Even in the chilliest days of winter, the pool inside Webster Aquatic Center remains a pleasant 81-82 degrees. Since its grand opening in 2002, the center?which is owned and managed by the Webster Central School District?has provided the community with a destination for aquatic recreation, instruction, and competition throughout the school year.
Inside the spacious building, the Olympic-sized pool hosts swimming and scuba lessons, water polo matches, and more. A total of 10,000 square feet of deck space surrounds the water, and an ample amount of balcony seating allows guests to watch the activities or continue their ill-conceived vigil for the Loch Ness Monster. Actual pool aside, Webster Aquatic Center boasts features including a high-tech timing system, diving boards, and short- and long-course lap lanes.
Since its 1965 founding in Venice Beach, California, Gold's Gym has dotted the globe with more than 600 locations where professional athletes and exercise newbies gather under the umbrella of personal strength. Nearly 3.5 million Gold's Gym members chart and aim for their fitness peaks, perspiring beneath the gaze of certified personal trainers or pedaling beside peers at cycling sessions. In a diverse lineup of group classes, patrons strengthen cores with Pilates, finger-paint pictures of ninjas in martial arts, and amp up heart rates along to the pulsating soundtracks of Les Mills routines.

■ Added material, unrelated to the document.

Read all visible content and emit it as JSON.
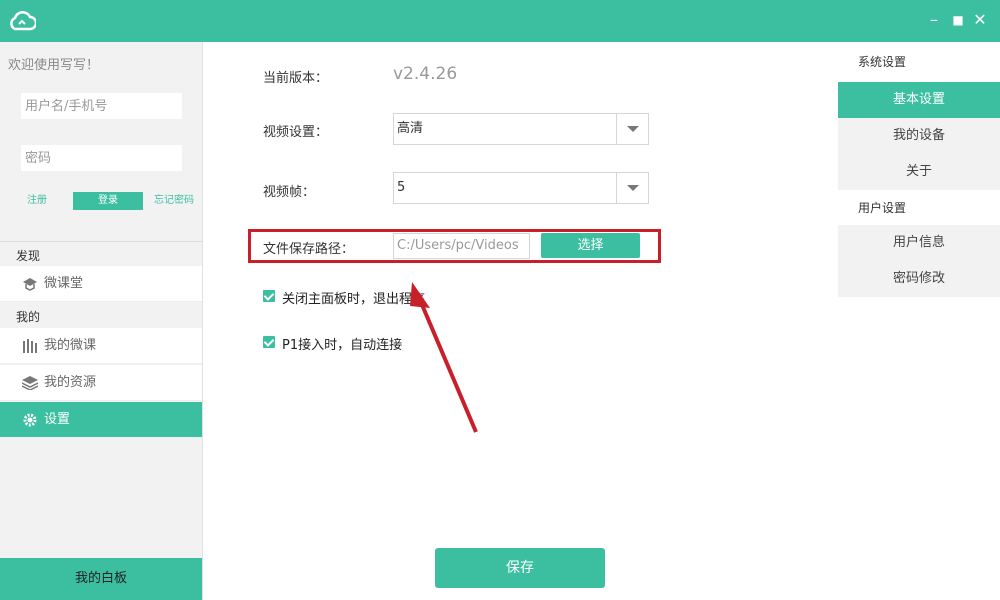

Many Gold's Gym locations stockpile futuristic amenities, such as cardio machines with individual iPod docks and televisions that help keep patrons motivated.

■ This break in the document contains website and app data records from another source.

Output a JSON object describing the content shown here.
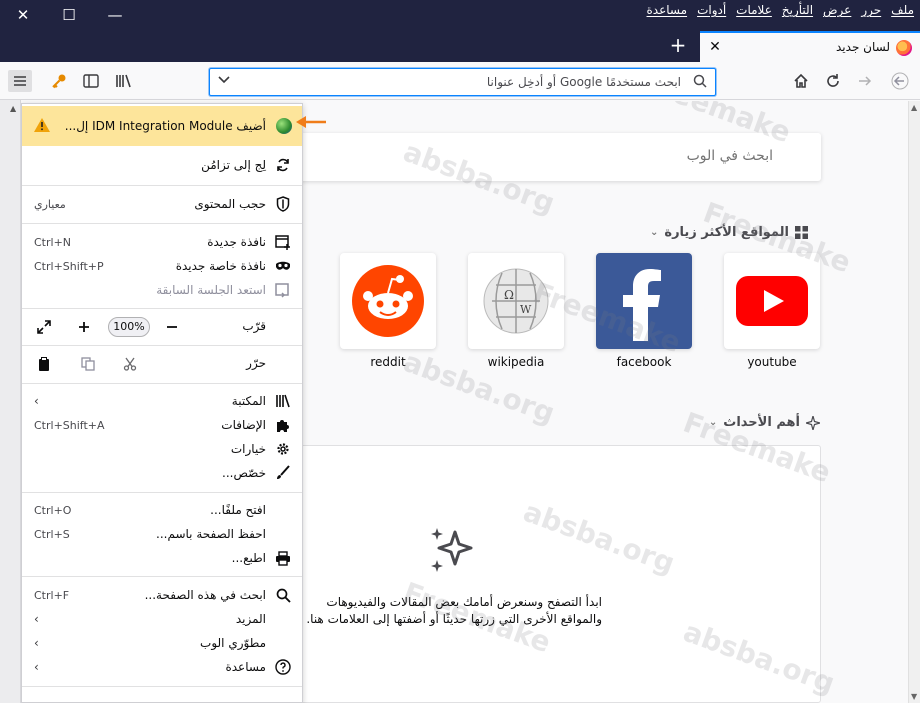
{
  "window": {
    "menu": [
      "ملف",
      "حرر",
      "عرض",
      "التأريخ",
      "علامات",
      "أدوات",
      "مساعدة"
    ],
    "controls": {
      "close": "✕",
      "maximize": "☐",
      "minimize": "—"
    }
  },
  "tab": {
    "title": "لسان جديد",
    "close": "✕",
    "new_tab": "+"
  },
  "urlbar": {
    "placeholder": "ابحث مستخدمًا Google أو أدخِل عنوانا"
  },
  "newtab": {
    "search_placeholder": "ابحث في الوب",
    "top_sites_title": "المواقع الأكثر زيارة",
    "sites": [
      {
        "label": "youtube",
        "color": "#ff0000"
      },
      {
        "label": "facebook",
        "color": "#3b5998"
      },
      {
        "label": "wikipedia",
        "color": "#e0e0e0"
      },
      {
        "label": "reddit",
        "color": "#ff4500"
      }
    ],
    "highlights_title": "أهم الأحداث",
    "highlights_line1": "ابدأ التصفح وسنعرض أمامك بعض المقالات والفيديوهات",
    "highlights_line2": "والمواقع الأخرى التي زرتها حديثًا أو أضفتها إلى العلامات هنا."
  },
  "menu": {
    "notification": "أضيف IDM Integration Module إل...",
    "sync": "لِج إلى تزامُن",
    "content_blocking": "حجب المحتوى",
    "content_blocking_value": "معياري",
    "new_window": "نافذة جديدة",
    "new_window_shortcut": "Ctrl+N",
    "private_window": "نافذة خاصة جديدة",
    "private_window_shortcut": "Ctrl+Shift+P",
    "restore_session": "استعد الجلسة السابقة",
    "zoom_label": "قرّب",
    "zoom_value": "100%",
    "edit_label": "حرّر",
    "library": "المكتبة",
    "addons": "الإضافات",
    "addons_shortcut": "Ctrl+Shift+A",
    "options": "خيارات",
    "customize": "خصّص...",
    "open_file": "افتح ملفًا...",
    "open_file_shortcut": "Ctrl+O",
    "save_page": "احفظ الصفحة باسم...",
    "save_page_shortcut": "Ctrl+S",
    "print": "اطبع...",
    "find": "ابحث في هذه الصفحة...",
    "find_shortcut": "Ctrl+F",
    "more": "المزيد",
    "web_developer": "مطوّري الوب",
    "help": "مساعدة"
  },
  "watermark": {
    "text1": "Freemake",
    "text2": "absba.org"
  }
}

What began as eight racquetball courts in 1978 has grown into a family fitness center housing exercise machines, group classes, indoor pools, volleyball, basketball, and a smoothie bar. Penfield Fitness and Racquet Club members make use of an endless supply of free weights and Technogym or Life Fitness cardio equipment equipped with TVs for personal viewing.
A team of trainers leads 99 group fitness classes each week, such as Zumba dance aerobics, Pilates, and yoga as well as nationwide programs including Les Mills and SilverSneakers. In keeping with their heritage, trainers host racquetball lessons, leagues, and tournaments for adults and children. Members can take advantage of free childcare services and cool off after workouts at the club’s onsite smoothie bar instead of attempting to somersault into a passing ice-cream truck.
The top-level Pilates, GyroMovement, and cardio equipment at Pilates Plus rivals that of a high-end health club, complete with a full-service spa. It's the instructors, however, who use their years of training and unbridled passion for fitness to foster the tight-knit, motivational community of a small gym. Whether conducting yoga classes or doling out healthy tips at the nutritionist-run, onsite café, the staff goes out of its way to make fitness a convenient part of its patrons' lives. The spa's therapeutic massages, facial peels, and waxing treatments make for great post-workout rewards, and the heat from the infrared sauna sinks more deeply into skin than in traditional saunas to further encourage weight loss or make popsicles easier to drink.
Rick Rugg and Bob Schiffhauer founded their first gym in Buffalo in 1980 and now boast a network of six women-only gyms. In addition to personal training, instructors at these facilities lead hundreds of group fitness classes, including cycling, yoga, Pilates, and Zumba. After workouts, guests can slip into saunas and private showers; most locations also have steam rooms, and the Perinton location has a pool, which hosts such classes as Aqua-cise.
With machines set up in rows to encourage competition, many ordinary gyms cater to men's bodies and psychology, right down to the urinals that were "accidentally" installed in the women's locker room. At Curves, you'll move around a circuit of hydraulic resistance machines that have been designed to work with women's bodies and promote weight loss, protect against osteoporosis, and deal with arthritis. An experienced trainer is always nearby to help manage your machine maneuvering and your muscle making. Instead of fiddling with weight stacks and losing your momentum, the hydraulic machines use your body weight and fitness level to create resistance that matches your abilities, decreasing the risk of soreness or injury. Because traditional lift-and-lower motions create bulky muscles, each machine uses push-and-pull motions to create toned, lean muscles perfect for crushing a grapefruit without looking like you can.